AV: Now, Bryan, you already alluded to MREs, which for anyone that doesn't know, they stand for “meal, ready to eat,” which are the pre-package food rations used by US Armed Forces. How did you start the process of moving from their extreme utilitarian look to something so nice?
BJ: There's a lot of beauty in straightforwardness. There's also a lot of randomness in the layouts and typography of MRE and military packaging, like ammo crates, or coffee, instant, and tinned bacon. And that beauty of something so utilitarian is its simplicity and its boldness. We started there and then we thought, "How could we bring some subtle things to the MRE look to just help bring it to life?"
We leaned heavily into typography. We started putting some color behind to help modernize the look, but also differentiate the product lineup and help that stand out on a shelf. Honestly, we needed to win on the shelf, whatever that shelf is: on premise, off, or even just a personal liquor cabinet. Shelf presence was a huge consideration throughout the design process. What's great about the MRE look is that it's pretty much yelling at you to look at it and not just look at it, but hold your attention.
And we picked up the shape too. It's a big old broadside, and it holds like a flask. If you ever hold the bottle, it's got a curve on the back, and it feels a little bit military. It's got subtle military cues to it.
Also, it's grabbable, it's passable. We were looking for ways to communicate that sense of comradery that Travis brought to Hotel Tango from the military, that Hotel Tango exudes every day. So, we got there via a ton of small choices.
AV: Now, this is a question I didn't have prepared, but since you mentioned the bottle, how was that process?
TB: So, from the beginning, Hillary (Barnes, Hotel Tango co-founder and wife of Travis) and I were open to anything. We wanted to challenge ourselves and push beyond what we thought the brand could be, because I think we understood that we both had bias, and we knew that, and we said, "Look, be open to anything and everything." I think that was the starting point.
AV: You spoke about language. So, there's a lot of great, very amusing copywriting.
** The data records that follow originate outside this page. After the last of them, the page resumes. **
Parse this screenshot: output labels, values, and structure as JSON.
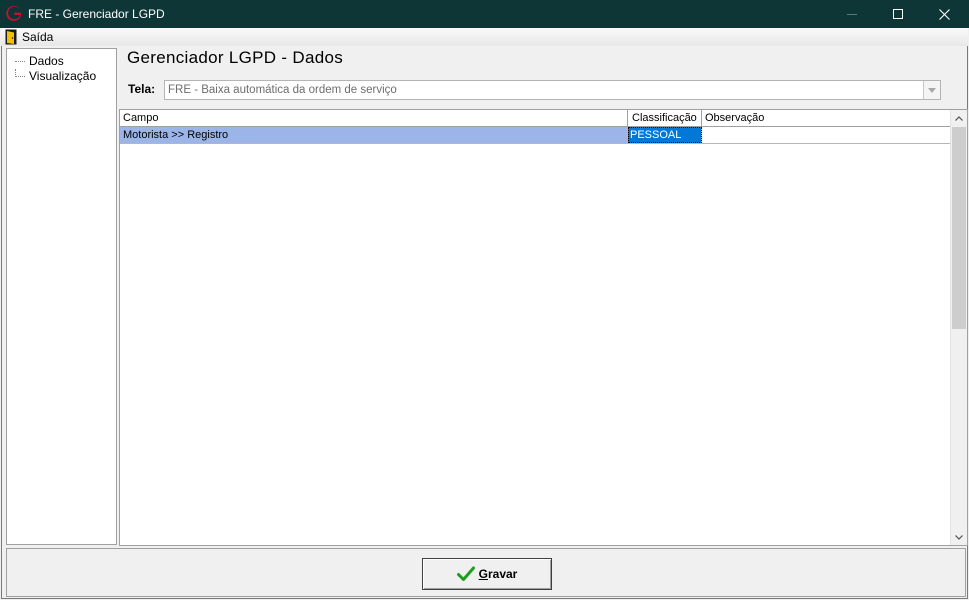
{
  "window": {
    "title": "FRE - Gerenciador LGPD",
    "colors": {
      "titlebar": "#0f3636",
      "logo": "#c8102e",
      "row_highlight": "#9bb5e8",
      "cell_selected": "#0078d7",
      "checkmark": "#1e9e1e"
    }
  },
  "menu": {
    "items": [
      {
        "label": "Saída",
        "icon": "exit-door-icon"
      }
    ]
  },
  "tree": {
    "items": [
      {
        "label": "Dados"
      },
      {
        "label": "Visualização"
      }
    ]
  },
  "content": {
    "title": "Gerenciador LGPD - Dados",
    "tela_label": "Tela:",
    "tela_value": "FRE - Baixa automática da ordem de serviço"
  },
  "grid": {
    "columns": [
      "Campo",
      "Classificação",
      "Observação"
    ],
    "rows": [
      {
        "campo": "Motorista >> Registro",
        "classificacao": "PESSOAL",
        "observacao": ""
      }
    ]
  },
  "footer": {
    "gravar_label": "Gravar"
  }
}
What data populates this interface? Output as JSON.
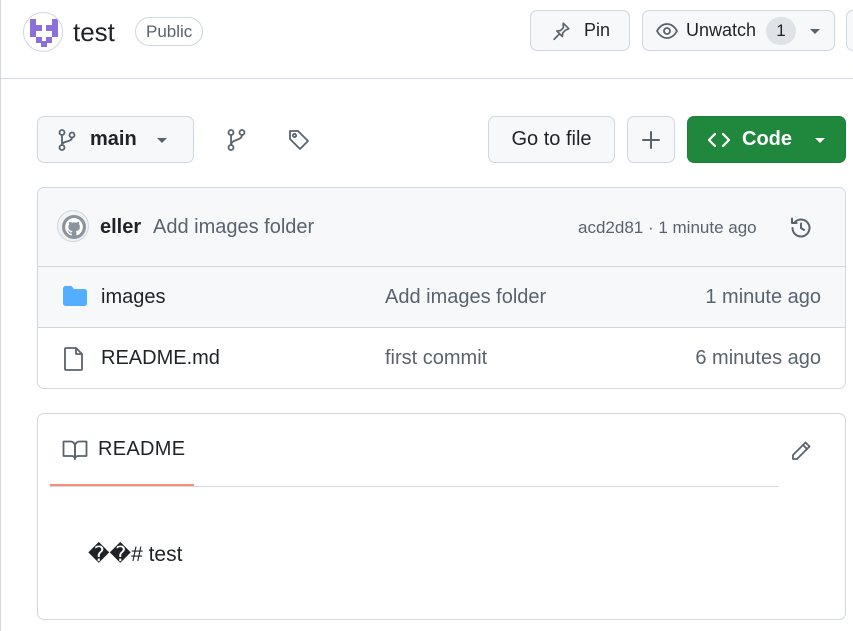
{
  "repo": {
    "name": "test",
    "visibility": "Public"
  },
  "header_actions": {
    "pin_label": "Pin",
    "watch_label": "Unwatch",
    "watch_count": "1"
  },
  "toolbar": {
    "branch_name": "main",
    "go_to_file_label": "Go to file",
    "code_label": "Code"
  },
  "latest_commit": {
    "author": "eller",
    "message": "Add images folder",
    "meta": "acd2d81 · 1 minute ago"
  },
  "files": [
    {
      "name": "images",
      "type": "folder",
      "commit_message": "Add images folder",
      "updated": "1 minute ago"
    },
    {
      "name": "README.md",
      "type": "file",
      "commit_message": "first commit",
      "updated": "6 minutes ago"
    }
  ],
  "readme": {
    "tab_label": "README",
    "content": "��# test"
  },
  "colors": {
    "primary_button": "#1f883d",
    "folder_icon": "#54aeff",
    "readme_tab_underline": "#fd8c73",
    "avatar_pixel": "#8c6fd8",
    "border": "#d0d7de"
  },
  "icons": [
    "pin-icon",
    "eye-icon",
    "chevron-down-icon",
    "branch-icon",
    "branches-icon",
    "tag-icon",
    "plus-icon",
    "code-icon",
    "history-icon",
    "folder-icon",
    "file-icon",
    "book-icon",
    "pencil-icon"
  ]
}
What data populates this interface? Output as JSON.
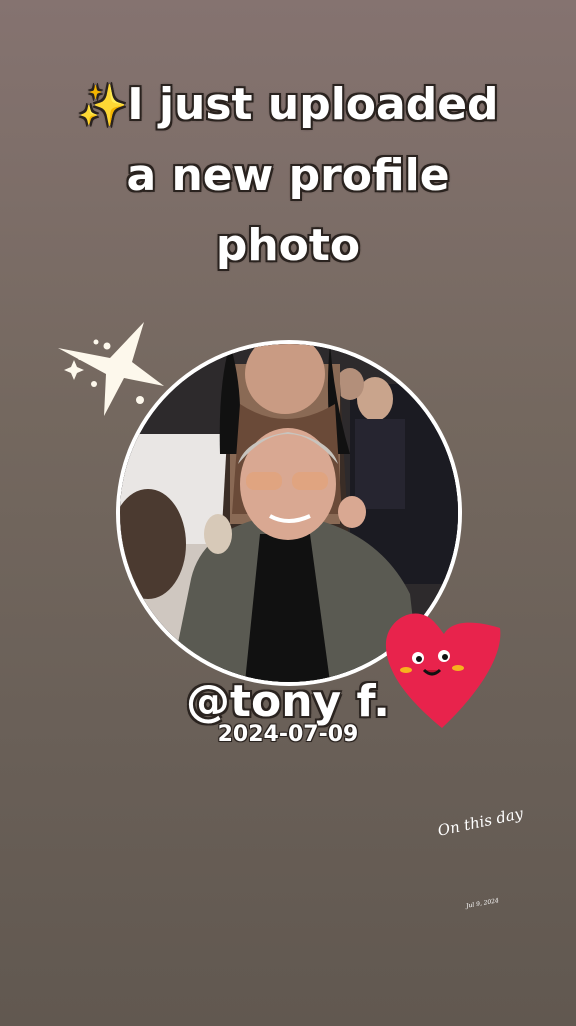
{
  "story": {
    "headline_prefix_emoji": "✨",
    "headline_lines": [
      "I just uploaded",
      "a new profile",
      "photo"
    ],
    "username": "@tony f.",
    "date": "2024-07-09",
    "memory_label": "On this day",
    "memory_date": "Jul 9, 2024"
  },
  "stickers": {
    "star": "sparkle-star-icon",
    "heart": "smiling-heart-icon"
  },
  "colors": {
    "background_top": "#857370",
    "background_bottom": "#615850",
    "heart": "#e8234c",
    "star": "#fdf8ec",
    "text": "#ffffff"
  }
}
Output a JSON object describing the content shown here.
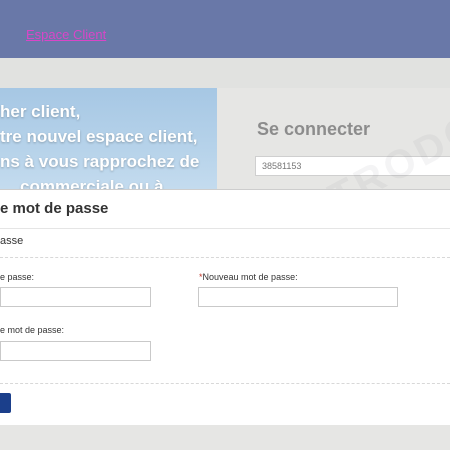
{
  "header": {
    "link_label": "Espace Client"
  },
  "hero": {
    "lines": [
      "her client,",
      "tre nouvel espace client,",
      "ns à vous rapprochez de",
      "commerciale ou à"
    ]
  },
  "login": {
    "title": "Se connecter",
    "username_value": "38581153"
  },
  "modal": {
    "title": "e mot de passe",
    "section_label": "asse",
    "fields": {
      "old_password_label": "e passe:",
      "new_password_label": "Nouveau mot de passe:",
      "confirm_password_label": "e mot de passe:",
      "required_marker": "*"
    }
  },
  "watermark": "ELECTRODOM",
  "colors": {
    "topbar": "#6978a8",
    "link": "#d946c8",
    "submit_button": "#1b3f8b",
    "required": "#c0392b"
  }
}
There's a sense of humor that’s unexpected from the visual language of the design. How did you arrive at this tone of voice?
BJ: This is the other half of bottling Travis now that we are meeting him live we can see. Within five minutes with these people, you know they take their spirits seriously and everything else a little less so. And so the comedy that comes from this is just the idea that we completely committed to that MRE tone and language, and we never broke character, which means once you take it outside of the usual context and apply it to a bottle label, instead of, say a can of beans, it just becomes inherently playful and charming.
AV: Travis, what is the most exciting aspect of this new design for you and Hillary and the future of Hotel Tango?
TB: Shoo. Most exciting? I think that I'd say it's how big it can continue to grow. It feels so right, and it can grow in a lot of different directions with the brand. I think that we could have a lot more fun with it on the language piece. There are ways to evolve with it on the military side and still hold true to that original MRE feel.
It's going to be really fun to work with Bryan and his team to figure out which little rabbit holes we get to go down and explore. That, to me is the most exciting part about the rebrand and what it allows us to do in the future, where I think before we were a little bit pigeonholed on how we could grow, and this really just opened the universe up for us.